INFORMATION »
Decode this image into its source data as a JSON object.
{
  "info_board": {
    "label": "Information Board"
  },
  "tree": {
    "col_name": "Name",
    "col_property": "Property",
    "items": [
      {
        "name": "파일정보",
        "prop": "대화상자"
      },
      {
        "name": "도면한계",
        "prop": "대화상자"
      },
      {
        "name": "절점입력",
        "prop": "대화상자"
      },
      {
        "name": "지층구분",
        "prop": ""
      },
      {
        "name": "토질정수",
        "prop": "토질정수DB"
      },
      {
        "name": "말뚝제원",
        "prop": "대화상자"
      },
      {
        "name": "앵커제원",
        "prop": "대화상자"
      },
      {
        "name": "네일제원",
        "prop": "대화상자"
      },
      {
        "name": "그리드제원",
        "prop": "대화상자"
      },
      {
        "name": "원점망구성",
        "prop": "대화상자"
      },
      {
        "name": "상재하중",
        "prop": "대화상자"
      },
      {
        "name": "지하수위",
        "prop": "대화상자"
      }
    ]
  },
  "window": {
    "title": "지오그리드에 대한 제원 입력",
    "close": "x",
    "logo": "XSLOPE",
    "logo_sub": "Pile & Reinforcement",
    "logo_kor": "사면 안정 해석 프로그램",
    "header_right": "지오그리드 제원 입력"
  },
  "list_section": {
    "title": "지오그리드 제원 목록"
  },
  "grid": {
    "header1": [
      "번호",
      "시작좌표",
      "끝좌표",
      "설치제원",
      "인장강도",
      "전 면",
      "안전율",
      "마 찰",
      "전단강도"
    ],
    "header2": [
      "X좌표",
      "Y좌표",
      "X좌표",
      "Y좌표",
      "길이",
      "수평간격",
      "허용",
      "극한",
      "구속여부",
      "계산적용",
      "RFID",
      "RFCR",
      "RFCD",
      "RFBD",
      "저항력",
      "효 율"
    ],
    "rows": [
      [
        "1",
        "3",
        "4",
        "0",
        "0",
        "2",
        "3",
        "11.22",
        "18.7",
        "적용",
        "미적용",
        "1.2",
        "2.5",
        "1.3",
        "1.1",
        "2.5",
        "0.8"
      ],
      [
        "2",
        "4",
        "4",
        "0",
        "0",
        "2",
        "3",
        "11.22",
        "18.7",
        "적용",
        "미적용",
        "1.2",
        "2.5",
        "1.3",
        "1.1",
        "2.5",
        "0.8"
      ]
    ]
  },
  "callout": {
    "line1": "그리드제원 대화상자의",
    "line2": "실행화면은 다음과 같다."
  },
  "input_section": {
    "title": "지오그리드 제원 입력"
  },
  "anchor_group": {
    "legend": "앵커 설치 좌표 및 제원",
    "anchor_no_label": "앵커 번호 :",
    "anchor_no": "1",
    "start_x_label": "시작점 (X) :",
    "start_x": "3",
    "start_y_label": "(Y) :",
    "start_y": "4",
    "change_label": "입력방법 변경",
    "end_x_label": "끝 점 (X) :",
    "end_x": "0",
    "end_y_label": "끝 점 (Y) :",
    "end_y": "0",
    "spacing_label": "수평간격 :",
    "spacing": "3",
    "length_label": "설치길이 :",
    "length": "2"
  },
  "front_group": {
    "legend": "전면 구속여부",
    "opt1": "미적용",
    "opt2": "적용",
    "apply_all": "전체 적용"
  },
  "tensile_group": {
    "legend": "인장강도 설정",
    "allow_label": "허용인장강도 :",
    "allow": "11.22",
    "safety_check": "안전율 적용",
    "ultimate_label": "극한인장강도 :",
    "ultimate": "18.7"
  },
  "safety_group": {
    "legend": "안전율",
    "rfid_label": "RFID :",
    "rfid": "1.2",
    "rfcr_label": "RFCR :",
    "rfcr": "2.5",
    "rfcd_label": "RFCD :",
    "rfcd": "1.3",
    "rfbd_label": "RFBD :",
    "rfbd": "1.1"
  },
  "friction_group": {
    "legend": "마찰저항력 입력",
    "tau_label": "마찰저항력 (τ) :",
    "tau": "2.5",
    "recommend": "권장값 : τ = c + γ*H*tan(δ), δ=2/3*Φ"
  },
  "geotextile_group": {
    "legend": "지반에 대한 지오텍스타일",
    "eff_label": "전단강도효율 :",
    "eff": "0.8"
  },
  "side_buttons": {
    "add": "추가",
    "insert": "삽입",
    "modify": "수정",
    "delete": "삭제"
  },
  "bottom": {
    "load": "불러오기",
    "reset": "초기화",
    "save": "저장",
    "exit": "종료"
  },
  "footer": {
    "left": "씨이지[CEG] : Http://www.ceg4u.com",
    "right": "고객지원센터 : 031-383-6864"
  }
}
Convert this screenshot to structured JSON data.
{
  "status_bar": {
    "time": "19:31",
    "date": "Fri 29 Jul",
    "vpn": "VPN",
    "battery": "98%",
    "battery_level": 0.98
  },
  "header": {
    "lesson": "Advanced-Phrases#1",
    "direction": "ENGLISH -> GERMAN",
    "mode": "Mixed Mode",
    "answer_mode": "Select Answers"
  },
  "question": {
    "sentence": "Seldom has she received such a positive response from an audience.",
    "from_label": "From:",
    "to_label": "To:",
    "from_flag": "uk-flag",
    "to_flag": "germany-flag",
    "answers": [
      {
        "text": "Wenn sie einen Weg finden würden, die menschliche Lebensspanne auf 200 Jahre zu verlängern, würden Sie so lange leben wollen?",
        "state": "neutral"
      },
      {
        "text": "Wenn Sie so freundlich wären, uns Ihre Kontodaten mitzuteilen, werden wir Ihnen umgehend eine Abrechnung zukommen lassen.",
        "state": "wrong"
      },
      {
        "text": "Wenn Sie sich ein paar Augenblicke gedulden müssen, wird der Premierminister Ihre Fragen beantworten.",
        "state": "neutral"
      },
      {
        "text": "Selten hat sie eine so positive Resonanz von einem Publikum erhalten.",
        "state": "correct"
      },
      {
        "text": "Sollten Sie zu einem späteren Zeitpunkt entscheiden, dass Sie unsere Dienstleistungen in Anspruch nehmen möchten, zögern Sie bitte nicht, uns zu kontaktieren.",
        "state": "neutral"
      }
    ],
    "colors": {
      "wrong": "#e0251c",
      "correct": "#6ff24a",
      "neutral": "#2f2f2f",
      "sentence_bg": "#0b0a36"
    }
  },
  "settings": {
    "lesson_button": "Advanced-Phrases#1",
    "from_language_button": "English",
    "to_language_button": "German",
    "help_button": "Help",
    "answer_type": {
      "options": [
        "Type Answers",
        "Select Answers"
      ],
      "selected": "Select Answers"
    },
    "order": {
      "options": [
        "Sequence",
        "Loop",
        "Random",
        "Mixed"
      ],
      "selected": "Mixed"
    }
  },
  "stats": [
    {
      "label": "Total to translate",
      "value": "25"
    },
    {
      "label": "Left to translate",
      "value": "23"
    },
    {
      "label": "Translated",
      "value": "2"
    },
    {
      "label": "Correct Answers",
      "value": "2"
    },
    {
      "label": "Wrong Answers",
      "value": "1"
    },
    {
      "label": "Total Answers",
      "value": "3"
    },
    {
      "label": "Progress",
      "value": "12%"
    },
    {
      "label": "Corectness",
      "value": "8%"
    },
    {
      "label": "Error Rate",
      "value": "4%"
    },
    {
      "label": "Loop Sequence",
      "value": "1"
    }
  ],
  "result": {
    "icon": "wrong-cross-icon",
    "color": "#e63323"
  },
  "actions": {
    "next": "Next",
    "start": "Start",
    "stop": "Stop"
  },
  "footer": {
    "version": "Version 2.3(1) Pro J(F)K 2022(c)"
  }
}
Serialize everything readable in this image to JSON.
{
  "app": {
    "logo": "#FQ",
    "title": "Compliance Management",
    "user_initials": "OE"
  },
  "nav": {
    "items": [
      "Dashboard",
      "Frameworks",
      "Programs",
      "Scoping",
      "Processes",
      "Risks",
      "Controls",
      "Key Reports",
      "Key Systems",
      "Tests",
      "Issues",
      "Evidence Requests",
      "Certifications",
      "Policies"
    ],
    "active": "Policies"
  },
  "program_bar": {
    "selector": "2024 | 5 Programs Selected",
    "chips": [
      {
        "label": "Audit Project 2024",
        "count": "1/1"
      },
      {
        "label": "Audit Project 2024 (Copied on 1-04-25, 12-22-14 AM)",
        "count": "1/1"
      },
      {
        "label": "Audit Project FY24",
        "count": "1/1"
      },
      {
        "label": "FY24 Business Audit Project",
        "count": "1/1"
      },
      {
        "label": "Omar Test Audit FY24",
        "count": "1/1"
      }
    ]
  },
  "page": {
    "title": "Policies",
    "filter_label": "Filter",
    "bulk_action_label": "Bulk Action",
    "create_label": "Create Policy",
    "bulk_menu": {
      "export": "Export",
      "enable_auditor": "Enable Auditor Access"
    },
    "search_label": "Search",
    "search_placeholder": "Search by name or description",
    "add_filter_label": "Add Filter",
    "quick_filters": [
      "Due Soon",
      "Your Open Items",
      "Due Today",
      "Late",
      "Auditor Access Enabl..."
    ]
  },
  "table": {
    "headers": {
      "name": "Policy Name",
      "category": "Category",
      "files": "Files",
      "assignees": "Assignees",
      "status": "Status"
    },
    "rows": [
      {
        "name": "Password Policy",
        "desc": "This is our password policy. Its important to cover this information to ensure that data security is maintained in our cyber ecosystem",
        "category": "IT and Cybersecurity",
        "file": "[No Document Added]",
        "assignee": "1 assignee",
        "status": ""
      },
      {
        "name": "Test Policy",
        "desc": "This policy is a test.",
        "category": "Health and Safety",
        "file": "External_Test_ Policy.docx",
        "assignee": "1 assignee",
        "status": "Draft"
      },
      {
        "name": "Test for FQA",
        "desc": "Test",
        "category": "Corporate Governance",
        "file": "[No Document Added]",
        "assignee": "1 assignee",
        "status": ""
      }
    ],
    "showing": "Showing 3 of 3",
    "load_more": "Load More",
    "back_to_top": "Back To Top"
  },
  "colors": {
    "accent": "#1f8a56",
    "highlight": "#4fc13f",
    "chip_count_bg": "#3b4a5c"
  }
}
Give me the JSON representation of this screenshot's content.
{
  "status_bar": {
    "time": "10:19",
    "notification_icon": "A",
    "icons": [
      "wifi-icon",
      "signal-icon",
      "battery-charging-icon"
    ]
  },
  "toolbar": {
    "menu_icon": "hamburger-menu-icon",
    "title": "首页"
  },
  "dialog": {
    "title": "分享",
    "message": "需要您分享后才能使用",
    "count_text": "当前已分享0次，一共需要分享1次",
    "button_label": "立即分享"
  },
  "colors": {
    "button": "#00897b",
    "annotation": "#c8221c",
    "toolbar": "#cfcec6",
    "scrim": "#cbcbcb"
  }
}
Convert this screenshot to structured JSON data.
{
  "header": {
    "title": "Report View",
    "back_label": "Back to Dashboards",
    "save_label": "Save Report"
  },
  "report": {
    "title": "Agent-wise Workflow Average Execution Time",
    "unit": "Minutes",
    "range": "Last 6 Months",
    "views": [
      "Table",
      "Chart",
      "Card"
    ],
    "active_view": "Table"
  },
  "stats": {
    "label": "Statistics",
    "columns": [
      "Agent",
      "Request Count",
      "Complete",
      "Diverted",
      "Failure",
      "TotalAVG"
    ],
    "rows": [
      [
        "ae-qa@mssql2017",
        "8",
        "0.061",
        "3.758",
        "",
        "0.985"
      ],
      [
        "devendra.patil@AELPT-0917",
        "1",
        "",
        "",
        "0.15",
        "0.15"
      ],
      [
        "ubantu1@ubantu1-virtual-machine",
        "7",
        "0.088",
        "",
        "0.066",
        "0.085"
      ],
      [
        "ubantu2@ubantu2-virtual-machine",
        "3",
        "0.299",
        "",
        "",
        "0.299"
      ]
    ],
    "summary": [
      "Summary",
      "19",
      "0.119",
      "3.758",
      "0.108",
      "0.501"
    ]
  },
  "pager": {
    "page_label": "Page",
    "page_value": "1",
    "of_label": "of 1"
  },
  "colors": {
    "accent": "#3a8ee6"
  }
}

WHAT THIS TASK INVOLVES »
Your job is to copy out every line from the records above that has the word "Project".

ANSWER TO THIS PROBLEM »
        "label": "Audit Project 2024",
        "label": "Audit Project 2024 (Copied on 1-04-25, 12-22-14 AM)",
        "label": "Audit Project FY24",
        "label": "FY24 Business Audit Project",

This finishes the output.